Shortly thereafter the Afghani monarchy tumbles, and Amir and his father escape to California. Though on the surface Amir is flourishing in his new life, his guilt about betraying Hassan has never diminished. He wonders if his betrayal—and Hassan and his father's subsequent move from Kabul—has left Hassan in war-torn Afghanistan while he is free in America. When he learns that Hassan is dead—shot for living in Amir's old house in Kabul—and his son, Sohrab, has disappeared, he knows the only way he can assuage his survivor's guilt is to find Hassan's son.
Once Amir finds Sohrab, he realizes that Sohrab's very survival is in his hands. He can do for Hassan's son what he did not do for Hassan: save him. In doing so, both Amir and Sohrab can move into recovery in relation to their war experiences and begin to live fuller lives than Amir had dreamed possible.
Stories of survival and recovery are among the most important tales of war literature, as they remind readers of the human ability not only to survive, but to live and flourish again, after the devastating experiences of war.
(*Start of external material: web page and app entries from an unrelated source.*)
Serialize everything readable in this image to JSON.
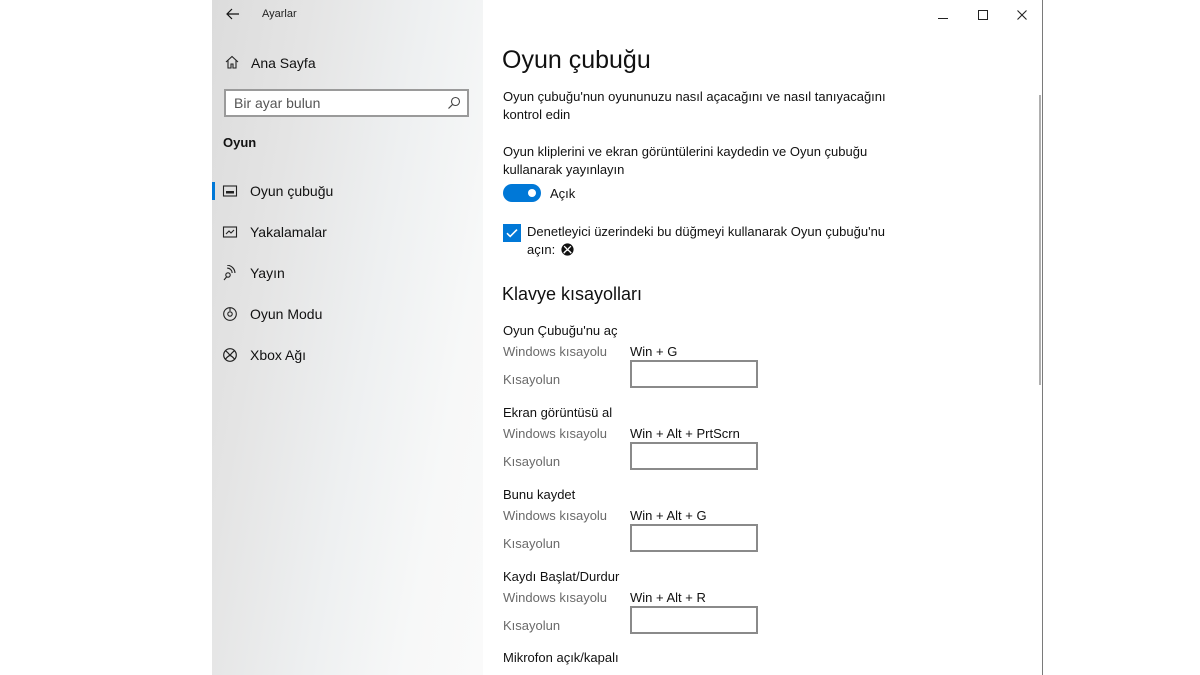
{
  "window": {
    "title": "Ayarlar"
  },
  "sidebar": {
    "home_label": "Ana Sayfa",
    "search": {
      "placeholder": "Bir ayar bulun",
      "value": ""
    },
    "section_title": "Oyun",
    "items": [
      {
        "label": "Oyun çubuğu",
        "icon": "game-bar-icon",
        "selected": true
      },
      {
        "label": "Yakalamalar",
        "icon": "captures-icon",
        "selected": false
      },
      {
        "label": "Yayın",
        "icon": "broadcast-icon",
        "selected": false
      },
      {
        "label": "Oyun Modu",
        "icon": "game-mode-icon",
        "selected": false
      },
      {
        "label": "Xbox Ağı",
        "icon": "xbox-icon",
        "selected": false
      }
    ]
  },
  "content": {
    "title": "Oyun çubuğu",
    "description": "Oyun çubuğu'nun oyununuzu nasıl açacağını ve nasıl tanıyacağını kontrol edin",
    "record_description": "Oyun kliplerini ve ekran görüntülerini kaydedin ve Oyun çubuğu kullanarak yayınlayın",
    "toggle": {
      "state_label": "Açık",
      "on": true
    },
    "controller_checkbox": {
      "label": "Denetleyici üzerindeki bu düğmeyi kullanarak Oyun çubuğu'nu açın:",
      "checked": true
    },
    "shortcuts_heading": "Klavye kısayolları",
    "shortcuts": [
      {
        "title": "Oyun Çubuğu'nu aç",
        "windows_label": "Windows kısayolu",
        "windows_value": "Win + G",
        "custom_label": "Kısayolun",
        "custom_value": ""
      },
      {
        "title": "Ekran görüntüsü al",
        "windows_label": "Windows kısayolu",
        "windows_value": "Win + Alt + PrtScrn",
        "custom_label": "Kısayolun",
        "custom_value": ""
      },
      {
        "title": "Bunu kaydet",
        "windows_label": "Windows kısayolu",
        "windows_value": "Win + Alt + G",
        "custom_label": "Kısayolun",
        "custom_value": ""
      },
      {
        "title": "Kaydı Başlat/Durdur",
        "windows_label": "Windows kısayolu",
        "windows_value": "Win + Alt + R",
        "custom_label": "Kısayolun",
        "custom_value": ""
      },
      {
        "title": "Mikrofon açık/kapalı"
      }
    ]
  },
  "colors": {
    "accent": "#0078d7"
  }
}
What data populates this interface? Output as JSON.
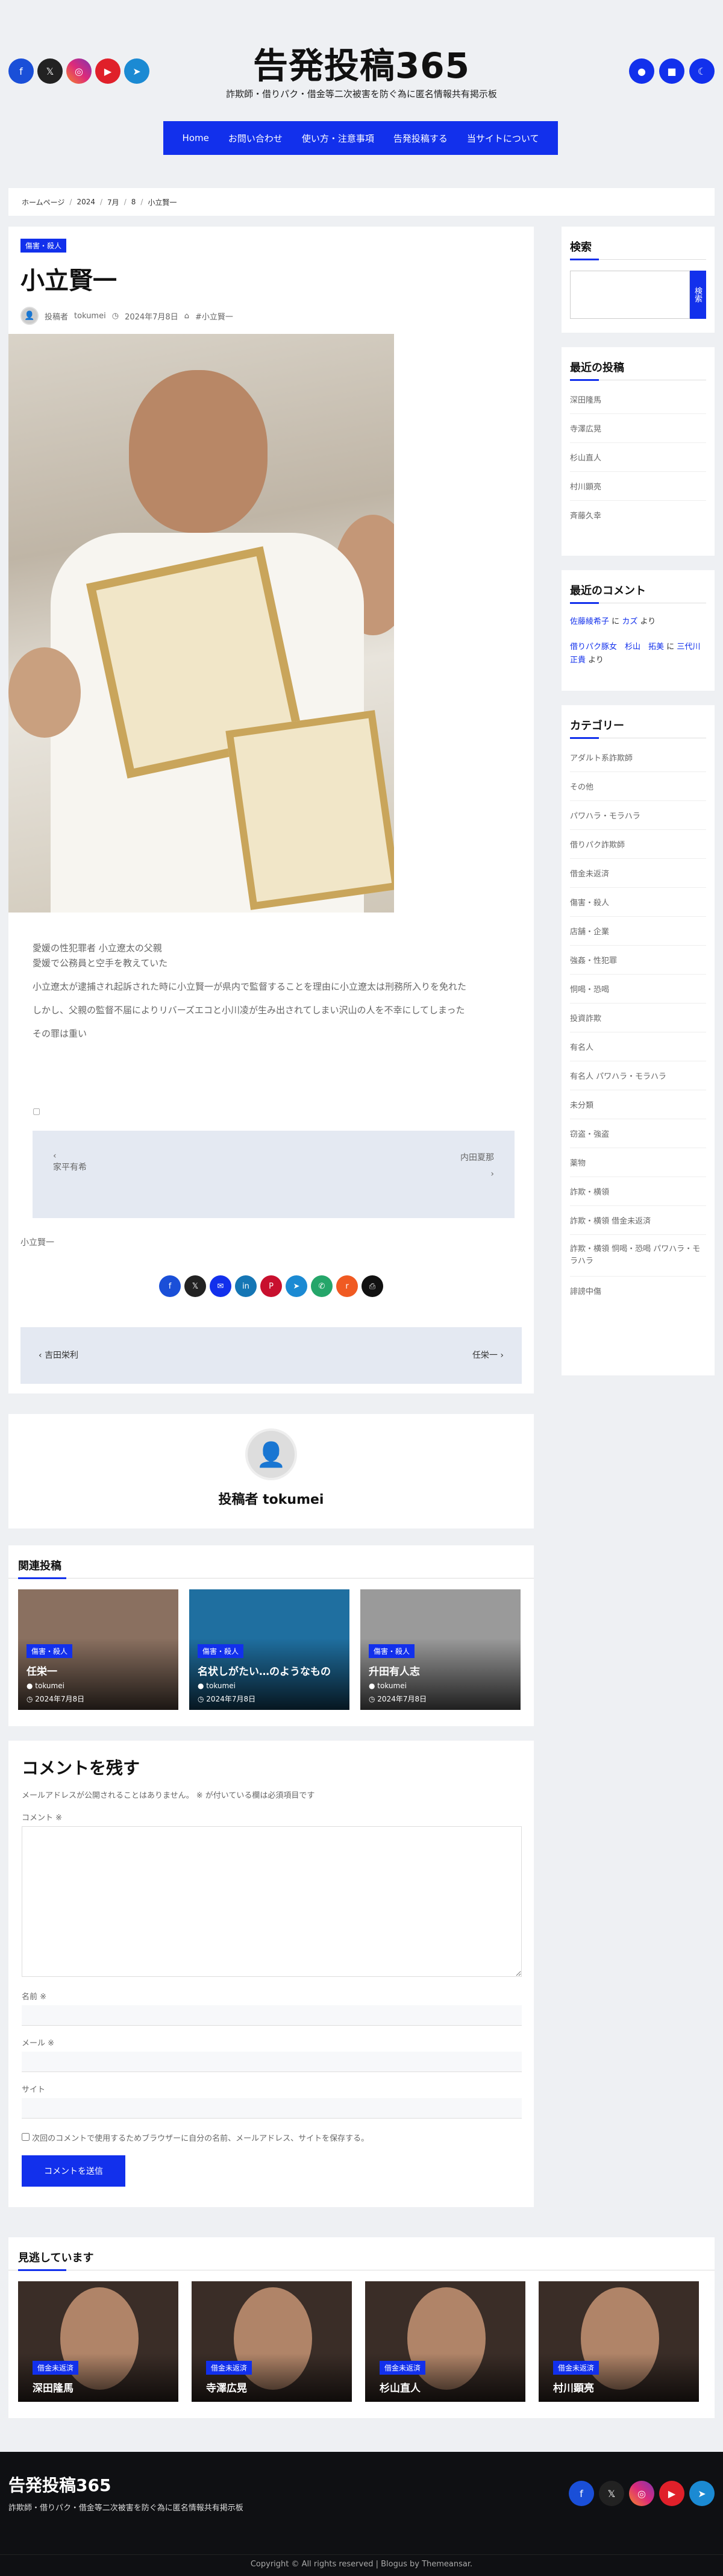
{
  "site": {
    "title": "告発投稿365",
    "description": "詐欺師・借りパク・借金等二次被害を防ぐ為に匿名情報共有掲示板"
  },
  "social_icons": [
    "facebook-icon",
    "x-icon",
    "instagram-icon",
    "youtube-icon",
    "telegram-icon"
  ],
  "header_right_icons": [
    "user-icon",
    "cart-icon",
    "moon-icon"
  ],
  "nav": [
    "Home",
    "お問い合わせ",
    "使い方・注意事項",
    "告発投稿する",
    "当サイトについて"
  ],
  "breadcrumb": [
    "ホームページ",
    "2024",
    "7月",
    "8",
    "小立賢一"
  ],
  "article": {
    "category": "傷害・殺人",
    "title": "小立賢一",
    "author_prefix": "投稿者",
    "author": "tokumei",
    "date": "2024年7月8日",
    "tag": "#小立賢一",
    "paragraphs": [
      "愛媛の性犯罪者 小立遼太の父親\n愛媛で公務員と空手を教えていた",
      "小立遼太が逮捕され起訴された時に小立賢一が県内で監督することを理由に小立遼太は刑務所入りを免れた",
      "しかし、父親の監督不届によりリバーズエコと小川凌が生み出されてしまい沢山の人を不幸にしてしまった",
      "その罪は重い"
    ],
    "postnav_left": "家平有希",
    "postnav_right": "内田夏那",
    "tag_line": "小立賢一",
    "prev": "吉田栄利",
    "next": "任栄一"
  },
  "sidebar": {
    "search_title": "検索",
    "search_button": "検索",
    "recent_title": "最近の投稿",
    "recent": [
      "深田隆馬",
      "寺澤広晃",
      "杉山直人",
      "村川顕亮",
      "斉藤久幸"
    ],
    "comments_title": "最近のコメント",
    "comments": [
      {
        "who": "佐藤綾希子",
        "mid": "に",
        "post": "カズ",
        "end": "より"
      },
      {
        "who": "借りパク豚女　杉山　拓美",
        "mid": "に",
        "post": "三代川正貴",
        "end": "より"
      }
    ],
    "categories_title": "カテゴリー",
    "categories": [
      "アダルト系詐欺師",
      "その他",
      "パワハラ・モラハラ",
      "借りパク詐欺師",
      "借金未返済",
      "傷害・殺人",
      "店舗・企業",
      "強姦・性犯罪",
      "恫喝・恐喝",
      "投資詐欺",
      "有名人",
      "有名人 パワハラ・モラハラ",
      "未分類",
      "窃盗・強盗",
      "薬物",
      "詐欺・横領",
      "詐欺・横領 借金未返済",
      "詐欺・横領 恫喝・恐喝 パワハラ・モラハラ",
      "誹謗中傷"
    ]
  },
  "author_box": {
    "label": "投稿者 tokumei"
  },
  "related": {
    "title": "関連投稿",
    "items": [
      {
        "cat": "傷害・殺人",
        "title": "任栄一",
        "author": "tokumei",
        "date": "2024年7月8日",
        "bg": "#8a7060"
      },
      {
        "cat": "傷害・殺人",
        "title": "名状しがたい…のようなもの",
        "author": "tokumei",
        "date": "2024年7月8日",
        "bg": "#1f6fa0"
      },
      {
        "cat": "傷害・殺人",
        "title": "升田有人志",
        "author": "tokumei",
        "date": "2024年7月8日",
        "bg": "#9a9a9a"
      }
    ]
  },
  "comment_form": {
    "title": "コメントを残す",
    "note": "メールアドレスが公開されることはありません。 ※ が付いている欄は必須項目です",
    "comment_label": "コメント ※",
    "name_label": "名前 ※",
    "email_label": "メール ※",
    "site_label": "サイト",
    "checkbox": "次回のコメントで使用するためブラウザーに自分の名前、メールアドレス、サイトを保存する。",
    "submit": "コメントを送信"
  },
  "missed": {
    "title": "見逃しています",
    "items": [
      {
        "cat": "借金未返済",
        "title": "深田隆馬"
      },
      {
        "cat": "借金未返済",
        "title": "寺澤広晃"
      },
      {
        "cat": "借金未返済",
        "title": "杉山直人"
      },
      {
        "cat": "借金未返済",
        "title": "村川顕亮"
      }
    ]
  },
  "footer": {
    "title": "告発投稿365",
    "desc": "詐欺師・借りパク・借金等二次被害を防ぐ為に匿名情報共有掲示板",
    "copyright": "Copyright © All rights reserved | Blogus by Themeansar."
  },
  "colors": {
    "accent": "#1230ec",
    "bg": "#eef0f3",
    "footer": "#0f1013"
  }
}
The stories of frontline and postwar survivors can strip away myths about war, and foster empathy and compassion in those who themselves have not experienced battle. Stories of survival require bravery in the telling, for it often means exposing horrific and traumatizing events. Each narrative speaks for millions who cannot or will not share their story.
Chennells, Anthony, "C. E. Dibb's Spotted Soldiers," National University of Singapore, http://www.scholars.nus.edu.sg/landow/post/zimbabwe/miscauthors/chennells4.html (August 12, 2005).
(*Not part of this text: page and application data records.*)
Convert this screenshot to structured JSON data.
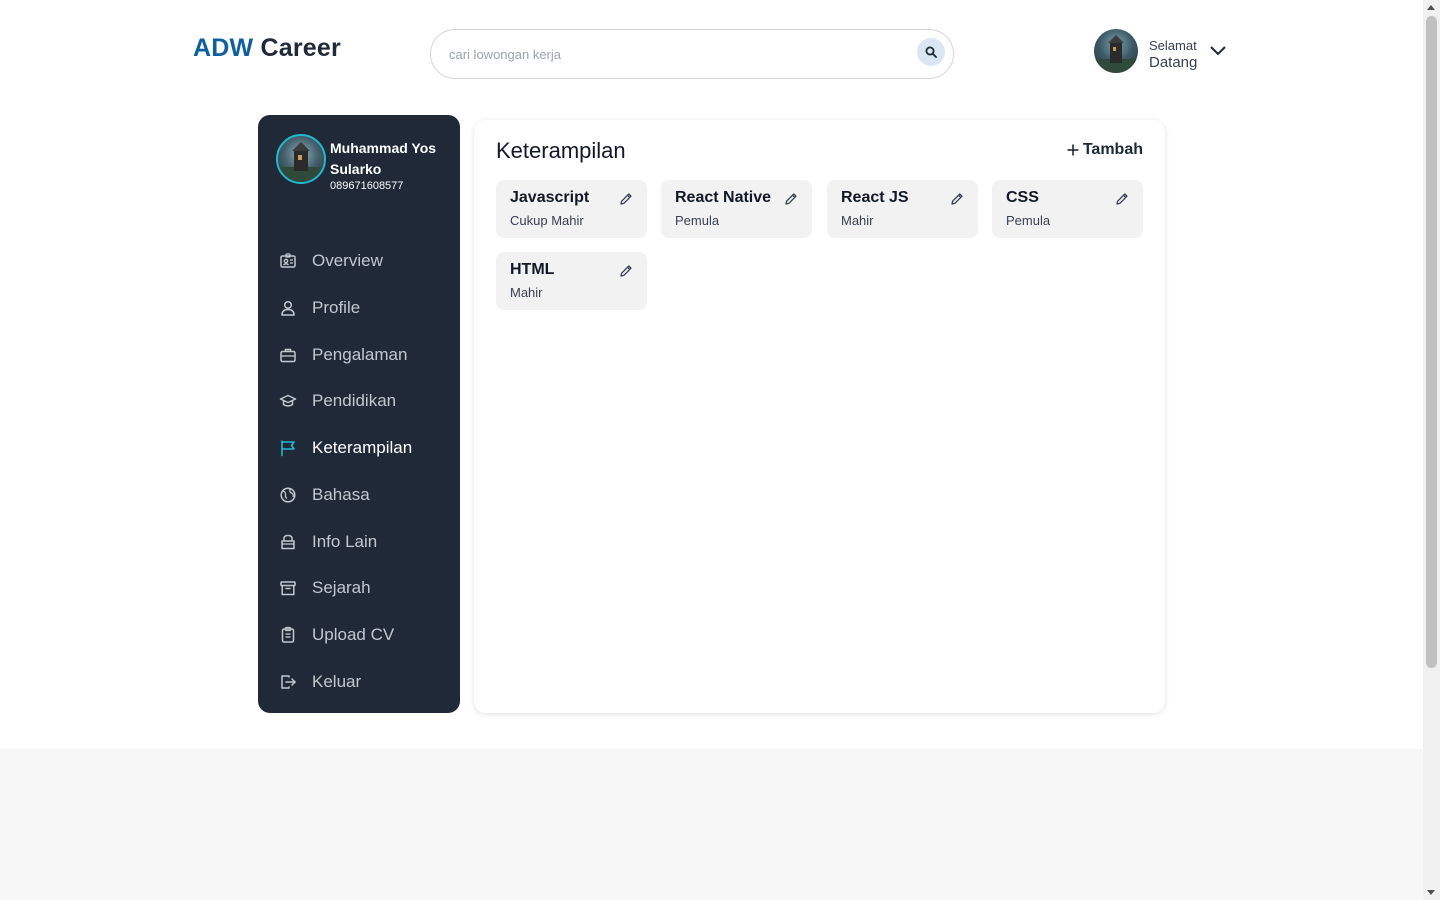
{
  "header": {
    "logo_part1": "ADW",
    "logo_part2": "Career",
    "search_placeholder": "cari lowongan kerja",
    "greeting_line1": "Selamat",
    "greeting_line2": "Datang"
  },
  "sidebar": {
    "user_name": "Muhammad Yos Sularko",
    "user_phone": "089671608577",
    "items": [
      {
        "label": "Overview",
        "icon": "id-card-icon"
      },
      {
        "label": "Profile",
        "icon": "user-icon"
      },
      {
        "label": "Pengalaman",
        "icon": "briefcase-icon"
      },
      {
        "label": "Pendidikan",
        "icon": "graduation-cap-icon"
      },
      {
        "label": "Keterampilan",
        "icon": "flag-icon",
        "active": true
      },
      {
        "label": "Bahasa",
        "icon": "globe-icon"
      },
      {
        "label": "Info Lain",
        "icon": "bag-icon"
      },
      {
        "label": "Sejarah",
        "icon": "archive-icon"
      },
      {
        "label": "Upload CV",
        "icon": "clipboard-icon"
      },
      {
        "label": "Keluar",
        "icon": "logout-icon"
      }
    ]
  },
  "main": {
    "title": "Keterampilan",
    "add_label": "Tambah",
    "skills": [
      {
        "name": "Javascript",
        "level": "Cukup Mahir"
      },
      {
        "name": "React Native",
        "level": "Pemula"
      },
      {
        "name": "React JS",
        "level": "Mahir"
      },
      {
        "name": "CSS",
        "level": "Pemula"
      },
      {
        "name": "HTML",
        "level": "Mahir"
      }
    ]
  },
  "colors": {
    "sidebar_bg": "#1f2937",
    "accent": "#22b8cf",
    "logo_blue": "#0f5f9e"
  }
}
Delk, Yvonne V., "A Soul on Fire," in Sojourners, September 2001, Vol. 30, No. 5, p. 42.
Graves, Robert, Goodbye to All That, excerpted by Oxford University's Virtual Seminars for Teaching Literature, http://www.oucs.ox.ac.uk/ltg/projects/jtap/rose/goodbye.html (August 12, 2005), originally published by Penguin, 1960 (1929).
Hosseini, Khalid, The Kite Runner, Simon & Schuster, 2003.
Kapuscinski, Ryszard, "When There is Talk of 1945," in Granta, Vol. 88, Winter 2004, pp. 253, 254.
Khalifeh, Sahar, Wild Thorns, Interlink Books, 2003, pp. 159, 280.
Morrison, Toni, Beloved, Plume Books, 1987, pp. 70, 251.
Sempreora, Margot, "Nick of the Night: Nocturnal Metafiction in Three Hemingway Short Stories," in the Hemingway Review, Vol. 22, No. 7, pp. 19-33.
Wilentz, Amy, Martyr's Crossing, excerpted by The Book Reporter, http://www.bookreporter.com/ (August 12, 2005), originally published by Ballatine Books, 2000.
Yan, Mo, Red Sorghum, Minerva Books, 1994, pp. 140, 286.